| Problem to solve |
Having read the listing below, repeat it exactly.

| Exercise inputs |
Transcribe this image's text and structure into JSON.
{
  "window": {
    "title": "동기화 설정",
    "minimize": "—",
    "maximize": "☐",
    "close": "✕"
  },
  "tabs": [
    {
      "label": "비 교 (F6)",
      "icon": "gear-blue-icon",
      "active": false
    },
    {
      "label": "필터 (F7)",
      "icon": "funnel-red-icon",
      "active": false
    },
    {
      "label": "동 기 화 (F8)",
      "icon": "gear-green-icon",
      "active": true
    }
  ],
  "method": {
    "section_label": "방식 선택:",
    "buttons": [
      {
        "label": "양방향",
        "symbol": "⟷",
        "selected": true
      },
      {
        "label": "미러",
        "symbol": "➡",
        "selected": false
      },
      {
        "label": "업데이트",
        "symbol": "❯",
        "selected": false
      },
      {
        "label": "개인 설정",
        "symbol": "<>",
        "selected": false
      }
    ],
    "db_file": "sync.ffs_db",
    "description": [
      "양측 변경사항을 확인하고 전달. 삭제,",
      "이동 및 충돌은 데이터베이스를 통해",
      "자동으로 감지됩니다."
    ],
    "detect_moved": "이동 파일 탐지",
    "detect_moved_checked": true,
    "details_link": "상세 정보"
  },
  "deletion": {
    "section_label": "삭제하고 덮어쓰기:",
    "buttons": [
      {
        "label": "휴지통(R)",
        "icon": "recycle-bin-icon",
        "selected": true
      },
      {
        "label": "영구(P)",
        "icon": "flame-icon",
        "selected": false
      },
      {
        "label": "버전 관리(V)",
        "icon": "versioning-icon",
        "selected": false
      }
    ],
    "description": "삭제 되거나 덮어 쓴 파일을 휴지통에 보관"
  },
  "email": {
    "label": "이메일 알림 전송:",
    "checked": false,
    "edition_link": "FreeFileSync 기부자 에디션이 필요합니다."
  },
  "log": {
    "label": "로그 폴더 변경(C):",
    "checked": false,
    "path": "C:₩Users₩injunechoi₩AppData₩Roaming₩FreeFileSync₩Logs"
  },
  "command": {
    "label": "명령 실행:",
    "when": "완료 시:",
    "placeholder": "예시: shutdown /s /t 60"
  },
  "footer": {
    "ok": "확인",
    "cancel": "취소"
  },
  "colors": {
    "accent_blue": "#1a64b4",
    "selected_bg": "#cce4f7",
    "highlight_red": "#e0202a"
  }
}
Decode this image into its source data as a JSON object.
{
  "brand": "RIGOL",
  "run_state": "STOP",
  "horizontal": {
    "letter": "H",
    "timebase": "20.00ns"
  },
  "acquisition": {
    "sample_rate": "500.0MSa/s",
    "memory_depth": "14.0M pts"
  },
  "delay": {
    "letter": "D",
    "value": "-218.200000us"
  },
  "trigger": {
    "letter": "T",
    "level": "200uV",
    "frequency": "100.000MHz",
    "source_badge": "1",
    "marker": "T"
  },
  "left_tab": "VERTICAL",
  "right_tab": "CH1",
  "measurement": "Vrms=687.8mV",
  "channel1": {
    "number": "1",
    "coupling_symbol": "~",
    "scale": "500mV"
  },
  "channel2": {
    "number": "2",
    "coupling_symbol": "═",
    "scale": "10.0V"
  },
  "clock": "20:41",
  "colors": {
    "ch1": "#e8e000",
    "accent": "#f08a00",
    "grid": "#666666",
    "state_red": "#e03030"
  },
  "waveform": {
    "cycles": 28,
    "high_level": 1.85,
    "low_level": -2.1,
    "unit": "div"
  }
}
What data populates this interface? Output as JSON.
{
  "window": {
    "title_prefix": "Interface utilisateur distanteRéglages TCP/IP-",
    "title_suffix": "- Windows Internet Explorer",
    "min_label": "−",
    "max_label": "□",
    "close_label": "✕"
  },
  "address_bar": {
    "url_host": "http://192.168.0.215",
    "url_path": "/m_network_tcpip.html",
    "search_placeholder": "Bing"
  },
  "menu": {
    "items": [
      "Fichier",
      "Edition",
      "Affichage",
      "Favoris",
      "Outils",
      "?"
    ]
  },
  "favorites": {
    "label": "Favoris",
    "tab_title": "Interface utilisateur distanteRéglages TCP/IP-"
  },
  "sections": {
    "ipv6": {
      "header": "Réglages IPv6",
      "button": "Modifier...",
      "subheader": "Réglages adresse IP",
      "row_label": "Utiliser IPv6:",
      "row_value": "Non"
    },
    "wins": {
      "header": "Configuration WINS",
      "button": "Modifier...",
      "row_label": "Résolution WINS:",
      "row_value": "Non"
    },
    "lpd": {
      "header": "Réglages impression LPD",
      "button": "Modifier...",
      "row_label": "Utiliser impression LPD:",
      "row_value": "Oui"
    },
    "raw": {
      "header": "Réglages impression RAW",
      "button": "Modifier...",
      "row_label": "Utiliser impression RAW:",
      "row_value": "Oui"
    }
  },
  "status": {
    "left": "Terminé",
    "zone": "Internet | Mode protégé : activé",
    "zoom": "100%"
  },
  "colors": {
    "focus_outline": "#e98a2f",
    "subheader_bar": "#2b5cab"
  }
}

| Expected answer |
Transcribe this image's text and structure into JSON.
{
  "window": {
    "title": "동기화 설정",
    "minimize": "—",
    "maximize": "☐",
    "close": "✕"
  },
  "tabs": [
    {
      "label": "비 교 (F6)",
      "icon": "gear-blue-icon",
      "active": false
    },
    {
      "label": "필터 (F7)",
      "icon": "funnel-red-icon",
      "active": false
    },
    {
      "label": "동 기 화 (F8)",
      "icon": "gear-green-icon",
      "active": true
    }
  ],
  "method": {
    "section_label": "방식 선택:",
    "buttons": [
      {
        "label": "양방향",
        "symbol": "⟷",
        "selected": true
      },
      {
        "label": "미러",
        "symbol": "➡",
        "selected": false
      },
      {
        "label": "업데이트",
        "symbol": "❯",
        "selected": false
      },
      {
        "label": "개인 설정",
        "symbol": "<>",
        "selected": false
      }
    ],
    "db_file": "sync.ffs_db",
    "description": [
      "양측 변경사항을 확인하고 전달. 삭제,",
      "이동 및 충돌은 데이터베이스를 통해",
      "자동으로 감지됩니다."
    ],
    "detect_moved": "이동 파일 탐지",
    "detect_moved_checked": true,
    "details_link": "상세 정보"
  },
  "deletion": {
    "section_label": "삭제하고 덮어쓰기:",
    "buttons": [
      {
        "label": "휴지통(R)",
        "icon": "recycle-bin-icon",
        "selected": true
      },
      {
        "label": "영구(P)",
        "icon": "flame-icon",
        "selected": false
      },
      {
        "label": "버전 관리(V)",
        "icon": "versioning-icon",
        "selected": false
      }
    ],
    "description": "삭제 되거나 덮어 쓴 파일을 휴지통에 보관"
  },
  "email": {
    "label": "이메일 알림 전송:",
    "checked": false,
    "edition_link": "FreeFileSync 기부자 에디션이 필요합니다."
  },
  "log": {
    "label": "로그 폴더 변경(C):",
    "checked": false,
    "path": "C:₩Users₩injunechoi₩AppData₩Roaming₩FreeFileSync₩Logs"
  },
  "command": {
    "label": "명령 실행:",
    "when": "완료 시:",
    "placeholder": "예시: shutdown /s /t 60"
  },
  "footer": {
    "ok": "확인",
    "cancel": "취소"
  },
  "colors": {
    "accent_blue": "#1a64b4",
    "selected_bg": "#cce4f7",
    "highlight_red": "#e0202a"
  }
}
Decode this image into its source data as a JSON object.
{
  "brand": "RIGOL",
  "run_state": "STOP",
  "horizontal": {
    "letter": "H",
    "timebase": "20.00ns"
  },
  "acquisition": {
    "sample_rate": "500.0MSa/s",
    "memory_depth": "14.0M pts"
  },
  "delay": {
    "letter": "D",
    "value": "-218.200000us"
  },
  "trigger": {
    "letter": "T",
    "level": "200uV",
    "frequency": "100.000MHz",
    "source_badge": "1",
    "marker": "T"
  },
  "left_tab": "VERTICAL",
  "right_tab": "CH1",
  "measurement": "Vrms=687.8mV",
  "channel1": {
    "number": "1",
    "coupling_symbol": "~",
    "scale": "500mV"
  },
  "channel2": {
    "number": "2",
    "coupling_symbol": "═",
    "scale": "10.0V"
  },
  "clock": "20:41",
  "colors": {
    "ch1": "#e8e000",
    "accent": "#f08a00",
    "grid": "#666666",
    "state_red": "#e03030"
  },
  "waveform": {
    "cycles": 28,
    "high_level": 1.85,
    "low_level": -2.1,
    "unit": "div"
  }
}
What data populates this interface? Output as JSON.
{
  "window": {
    "title_prefix": "Interface utilisateur distanteRéglages TCP/IP-",
    "title_suffix": "- Windows Internet Explorer",
    "min_label": "−",
    "max_label": "□",
    "close_label": "✕"
  },
  "address_bar": {
    "url_host": "http://192.168.0.215",
    "url_path": "/m_network_tcpip.html",
    "search_placeholder": "Bing"
  },
  "menu": {
    "items": [
      "Fichier",
      "Edition",
      "Affichage",
      "Favoris",
      "Outils",
      "?"
    ]
  },
  "favorites": {
    "label": "Favoris",
    "tab_title": "Interface utilisateur distanteRéglages TCP/IP-"
  },
  "sections": {
    "ipv6": {
      "header": "Réglages IPv6",
      "button": "Modifier...",
      "subheader": "Réglages adresse IP",
      "row_label": "Utiliser IPv6:",
      "row_value": "Non"
    },
    "wins": {
      "header": "Configuration WINS",
      "button": "Modifier...",
      "row_label": "Résolution WINS:",
      "row_value": "Non"
    },
    "lpd": {
      "header": "Réglages impression LPD",
      "button": "Modifier...",
      "row_label": "Utiliser impression LPD:",
      "row_value": "Oui"
    },
    "raw": {
      "header": "Réglages impression RAW",
      "button": "Modifier...",
      "row_label": "Utiliser impression RAW:",
      "row_value": "Oui"
    }
  },
  "status": {
    "left": "Terminé",
    "zone": "Internet | Mode protégé : activé",
    "zoom": "100%"
  },
  "colors": {
    "focus_outline": "#e98a2f",
    "subheader_bar": "#2b5cab"
  }
}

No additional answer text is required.